Here’s the 14’er when it was a year old
Sadly, I think the shear number of people who would be willing to or even have the ability to build a kit boat are few.
Everyone can do wonders with their iPad and iPhone and computer, but actual hands-on stuff – not much.
Your boats are wonderful.
And here’s the 14’er in it’s current state of reassembly
Here’s another of my family heirloom Elgin collection. My 1959 17′ lapstrake. This was my grandfather’s boat. It’s still sporting the original 1959 Johnson Fat 50.
Walt – Thanks for sharing the photos of your great looking ELGIN collection with us. I love them all but the 59 – 17′ Lapstrake with the Fat 50 and the lawn chairs is fantastic.
Man I would love to go for ride in that boat some day!
Just an update. Patching a hole in the floor from the marina forklift, Cleaned out 5″ of mice crap from under the floors. Got the cabin painted and varnished. Hope to have it back togather for the July boat show!
Nice work Captain Grumpy!
Update: Replaced the inner keel and made a new skaeg out of 8/4 white oak. Spending more time under the boat getting it ready for that. Cabin is done, inner hull to the waterline has new paint. Varnish is done, Now we need to do the mechanicals and electrics.
Update: I hope to have it in the water by fall. I thought I was going to make the Meredith NH show in 2 weeks, but thats probably not going to happen. Very hard painting outside when it rains every other day.
Curtins in the cabin. That makes it a real cruiser right? Sanding the hull , hope to paint it maybe next week. Got the electrical systems squared away and got the motor to fire off.
Nice to go here and reflect how much work ive done on this boat with 3’of snow surrounding it.
We are looking forward to seeing her re-launch this year…. we hope.

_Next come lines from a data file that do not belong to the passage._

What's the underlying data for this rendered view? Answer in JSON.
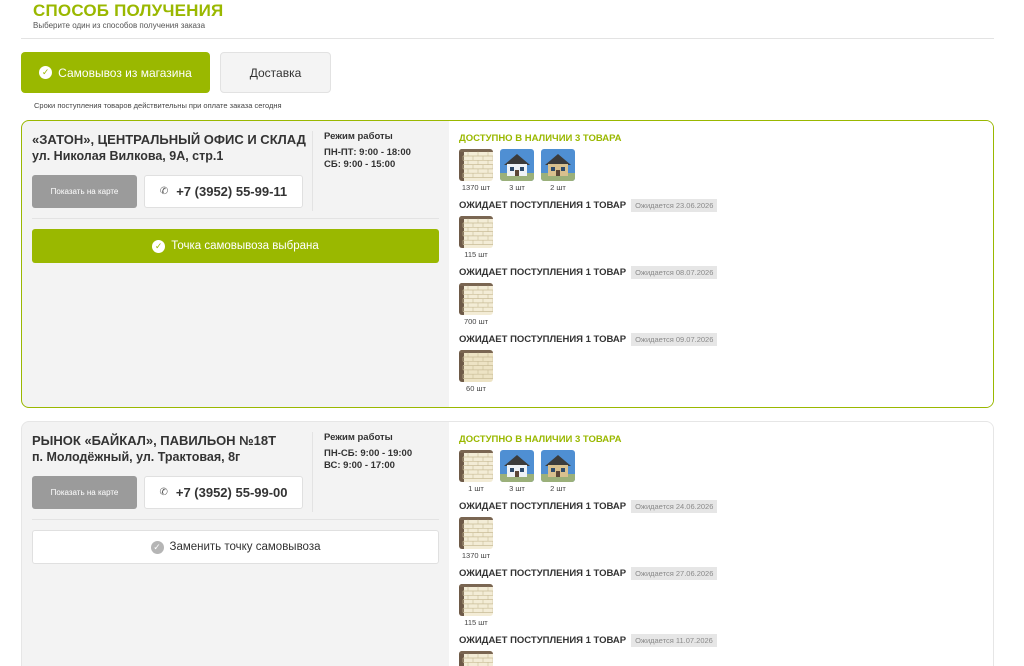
{
  "header": {
    "title": "СПОСОБ ПОЛУЧЕНИЯ",
    "subtitle": "Выберите один из способов получения заказа"
  },
  "tabs": {
    "pickup": "Самовывоз из магазина",
    "delivery": "Доставка"
  },
  "note": "Сроки поступления товаров действительны при оплате заказа сегодня",
  "stores": [
    {
      "name": "«ЗАТОН», ЦЕНТРАЛЬНЫЙ ОФИС И СКЛАД",
      "address": "ул. Николая Вилкова, 9А, стр.1",
      "schedule_title": "Режим работы",
      "schedule_line1": "ПН-ПТ: 9:00 - 18:00",
      "schedule_line2": "СБ: 9:00 - 15:00",
      "map_button": "Показать на карте",
      "phone": "+7 (3952) 55-99-11",
      "action_button": "Точка самовывоза выбрана",
      "available_title": "ДОСТУПНО В НАЛИЧИИ  3  ТОВАРА",
      "available_qty": [
        "1370 шт",
        "3 шт",
        "2 шт"
      ],
      "waiting": [
        {
          "title": "ОЖИДАЕТ ПОСТУПЛЕНИЯ  1  ТОВАР",
          "date": "Ожидается 23.06.2026",
          "qty": "115 шт"
        },
        {
          "title": "ОЖИДАЕТ ПОСТУПЛЕНИЯ  1  ТОВАР",
          "date": "Ожидается 08.07.2026",
          "qty": "700 шт"
        },
        {
          "title": "ОЖИДАЕТ ПОСТУПЛЕНИЯ  1  ТОВАР",
          "date": "Ожидается 09.07.2026",
          "qty": "60 шт"
        }
      ]
    },
    {
      "name": "РЫНОК «БАЙКАЛ», ПАВИЛЬОН №18Т",
      "address": "п. Молодёжный, ул. Трактовая, 8г",
      "schedule_title": "Режим работы",
      "schedule_line1": "ПН-СБ: 9:00 - 19:00",
      "schedule_line2": "ВС: 9:00 - 17:00",
      "map_button": "Показать на карте",
      "phone": "+7 (3952) 55-99-00",
      "action_button": "Заменить точку самовывоза",
      "available_title": "ДОСТУПНО В НАЛИЧИИ  3  ТОВАРА",
      "available_qty": [
        "1 шт",
        "3 шт",
        "2 шт"
      ],
      "waiting": [
        {
          "title": "ОЖИДАЕТ ПОСТУПЛЕНИЯ  1  ТОВАР",
          "date": "Ожидается 24.06.2026",
          "qty": "1370 шт"
        },
        {
          "title": "ОЖИДАЕТ ПОСТУПЛЕНИЯ  1  ТОВАР",
          "date": "Ожидается 27.06.2026",
          "qty": "115 шт"
        },
        {
          "title": "ОЖИДАЕТ ПОСТУПЛЕНИЯ  1  ТОВАР",
          "date": "Ожидается 11.07.2026",
          "qty": ""
        }
      ]
    }
  ],
  "colors": {
    "accent": "#9ab800",
    "card_bg": "#f3f3f3",
    "badge_bg": "#e6e6e6"
  },
  "icons": {
    "check": "check-circle-icon",
    "phone": "phone-icon",
    "product_brick": "brick-product-image",
    "product_house": "house-product-image"
  }
}
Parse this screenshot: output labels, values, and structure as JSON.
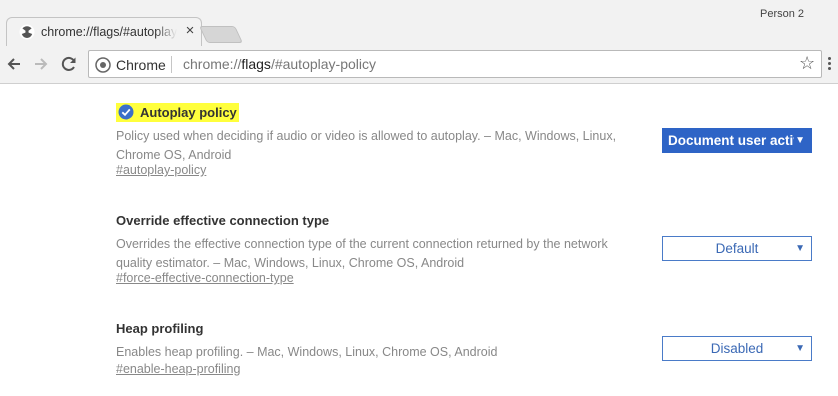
{
  "tab": {
    "title": "chrome://flags/#autoplay-policy",
    "favicon": "radiation-icon",
    "close": "×"
  },
  "profile": {
    "label": "Person 2"
  },
  "toolbar": {
    "back": "arrow-left-icon",
    "forward": "arrow-right-icon",
    "reload": "reload-icon"
  },
  "omnibox": {
    "chip": "Chrome",
    "url_scheme": "chrome://",
    "url_host": "flags",
    "url_path": "/#autoplay-policy",
    "star": "☆"
  },
  "experiments": [
    {
      "name": "Autoplay policy",
      "highlighted": true,
      "description": "Policy used when deciding if audio or video is allowed to autoplay.  – Mac, Windows, Linux, Chrome OS, Android",
      "link": "#autoplay-policy",
      "selected": "Document user activation is required."
    },
    {
      "name": "Override effective connection type",
      "highlighted": false,
      "description": "Overrides the effective connection type of the current connection returned by the network quality estimator.  – Mac, Windows, Linux, Chrome OS, Android",
      "link": "#force-effective-connection-type",
      "selected": "Default"
    },
    {
      "name": "Heap profiling",
      "highlighted": false,
      "description": "Enables heap profiling.  – Mac, Windows, Linux, Chrome OS, Android",
      "link": "#enable-heap-profiling",
      "selected": "Disabled"
    }
  ],
  "colors": {
    "highlight": "#ffff3c",
    "select_active": "#2e64c6",
    "select_border": "#4a7bc8"
  }
}
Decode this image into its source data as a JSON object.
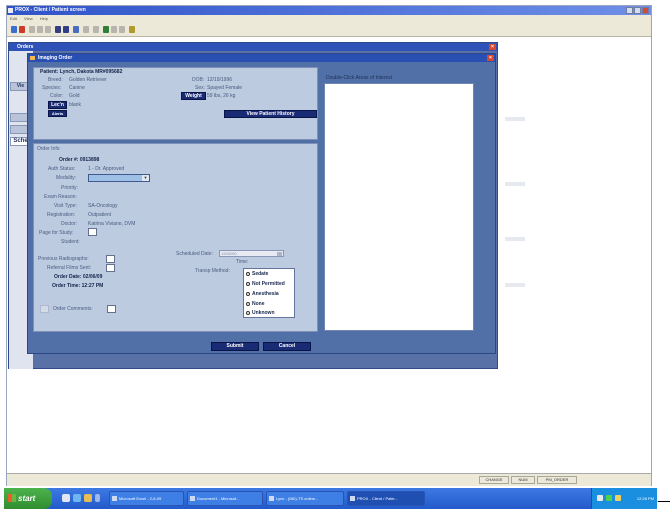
{
  "app": {
    "title": "PROX - Client / Patient screen",
    "menu": [
      "Edit",
      "View",
      "Help"
    ]
  },
  "orders": {
    "title": "Orders",
    "close": "×",
    "side_items": [
      "Vie",
      "Sche"
    ]
  },
  "imaging": {
    "title": "Imaging Order",
    "close": "×",
    "patient": {
      "name_line": "Patient: Lynch, Dakota MR#095682",
      "breed_label": "Breed:",
      "breed": "Golden Retriever",
      "species_label": "Species:",
      "species": "Canine",
      "color_label": "Color:",
      "color": "Gold",
      "lecn_label": "Lec'n",
      "lecn_value": "blank",
      "alerts_label": "Alerts",
      "dob_label": "DOB:",
      "dob": "12/19/1996",
      "sex_label": "Sex:",
      "sex": "Spayed Female",
      "weight_label": "Weight",
      "weight": "59 lbs, 26 kg",
      "history_button": "View Patient History"
    },
    "order": {
      "section": "Order Info",
      "order_no": "Order #: 0913898",
      "auth_label": "Auth Status:",
      "auth": "1 - Dr. Approved",
      "modality_label": "Modality:",
      "priority_label": "Priority:",
      "exam_reason_label": "Exam Reason:",
      "visit_type_label": "Visit Type:",
      "visit_type": "SA-Oncology",
      "registration_label": "Registration:",
      "registration": "Outpatient",
      "doctor_label": "Doctor:",
      "doctor": "Katrina Viviano, DVM",
      "page_study_label": "Page for Study:",
      "student_label": "Student:",
      "prev_radiographs_label": "Previous Radiographs:",
      "referral_films_label": "Referral Films Sent:",
      "order_date": "Order Date: 02/06/09",
      "order_time": "Order Time: 12:27 PM",
      "order_comments_label": "Order Comments:",
      "scheduled_date_label": "Scheduled Date:",
      "scheduled_date_value": "12/00/00",
      "time_label": "Time:",
      "transport_label": "Transp Method:",
      "transport_options": [
        "Sedate",
        "Not Permitted",
        "Anesthesia",
        "None",
        "Unknown"
      ]
    },
    "interest_label": "Double-Click Areas of Interest",
    "submit": "Submit",
    "cancel": "Cancel"
  },
  "statusbar": [
    "CHANGE",
    "NUM",
    "PM_ORDER"
  ],
  "taskbar": {
    "start": "start",
    "tasks": [
      "Microsoft Excel - 2-6-09",
      "Document1 - Microsof...",
      "Lynx - (MD)-TS online...",
      "PROX - Client / Patie..."
    ],
    "clock": "12:28 PM"
  },
  "colors": {
    "window_bg": "#5270a8",
    "panel": "#bccbdf",
    "navy_button": "#1a2b75",
    "title_bar": "#2a4fb3"
  }
}
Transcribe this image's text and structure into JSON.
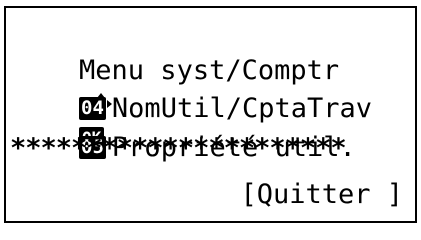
{
  "screen": {
    "title": "Menu syst/Comptr",
    "ok_label": "OK",
    "items": [
      {
        "number": "04",
        "label": "NomUtil/CptaTrav"
      },
      {
        "number": "05",
        "label": "Propriété util."
      }
    ],
    "separator": "**********************",
    "soft_key": "[Quitter ]"
  }
}
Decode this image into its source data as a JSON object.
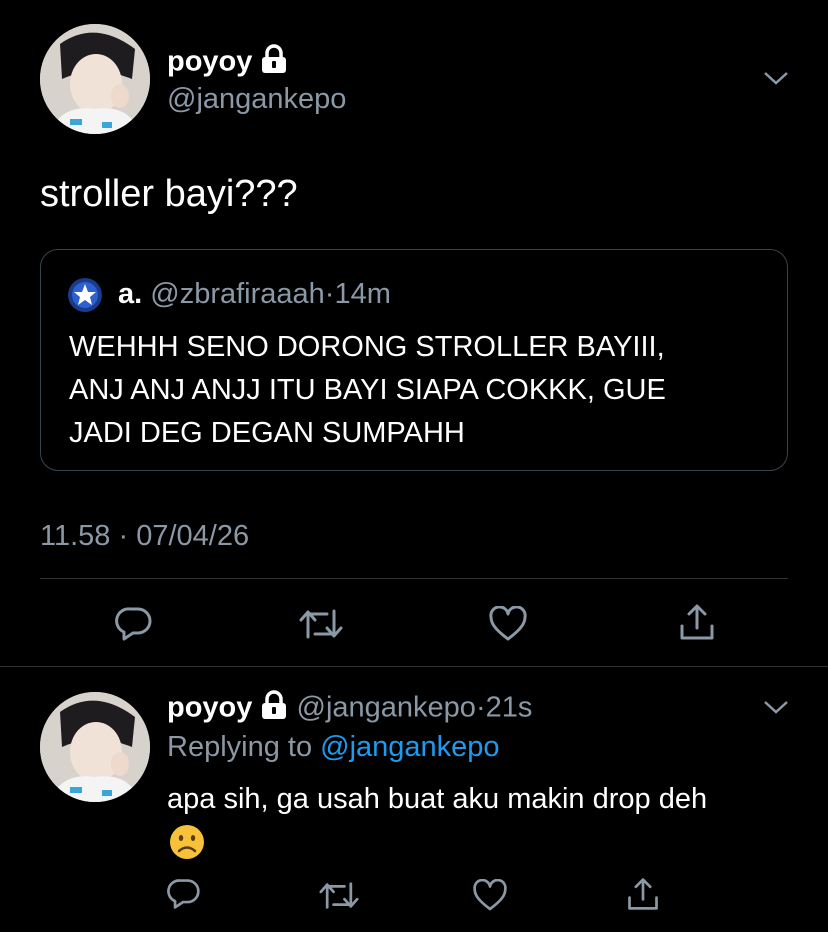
{
  "main_tweet": {
    "display_name": "poyoy",
    "handle": "@jangankepo",
    "text": "stroller bayi???",
    "timestamp": "11.58 · 07/04/26",
    "quoted": {
      "display_name": "a.",
      "handle": "@zbrafiraaah",
      "dot": "·",
      "time": "14m",
      "text_lines": [
        "WEHHH SENO DORONG STROLLER BAYIII,",
        "ANJ ANJ ANJJ ITU BAYI SIAPA COKKK, GUE",
        "JADI DEG DEGAN SUMPAHH"
      ]
    }
  },
  "reply_tweet": {
    "display_name": "poyoy",
    "handle": "@jangankepo",
    "dot": "·",
    "time": "21s",
    "replying_prefix": "Replying to",
    "replying_handle": "@jangankepo",
    "text": "apa sih, ga usah buat aku makin drop deh",
    "emoji": "☹️"
  },
  "colors": {
    "background": "#000000",
    "secondary_text": "#8b98a5",
    "link": "#1d9bf0",
    "divider": "#2f3336"
  },
  "icons": [
    "lock-icon",
    "chevron-down-icon",
    "reply-icon",
    "retweet-icon",
    "like-icon",
    "share-icon",
    "verified-star-icon"
  ]
}
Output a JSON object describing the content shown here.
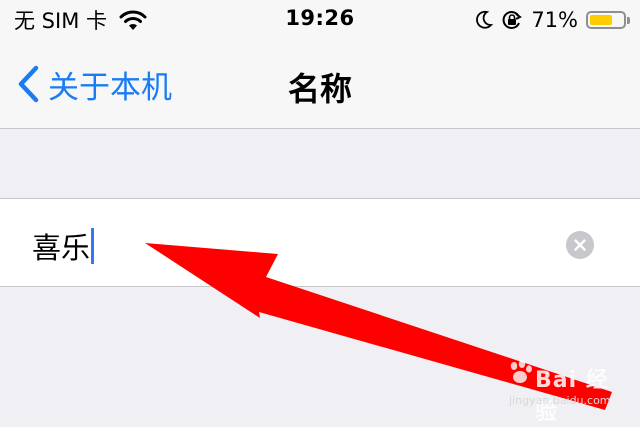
{
  "status_bar": {
    "carrier": "无 SIM 卡",
    "time": "19:26",
    "battery_percent": "71%",
    "battery_level": 0.71,
    "icons": [
      "wifi-icon",
      "moon-icon",
      "rotation-lock-icon",
      "battery-icon"
    ]
  },
  "nav": {
    "back_label": "关于本机",
    "title": "名称"
  },
  "name_field": {
    "value": "喜乐"
  },
  "watermark": {
    "main": "Bai  经验",
    "sub": "jingyan.baidu.com"
  },
  "colors": {
    "accent": "#1a7cf5",
    "caret": "#3578f6",
    "arrow": "#ff0000",
    "battery": "#ffcc00"
  }
}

Planning on using it for the summer. Just need to reinstall the gas tank , go thru the drive . Still thinking about a name for it
Well I registered it this morning , now got to pick a name for it.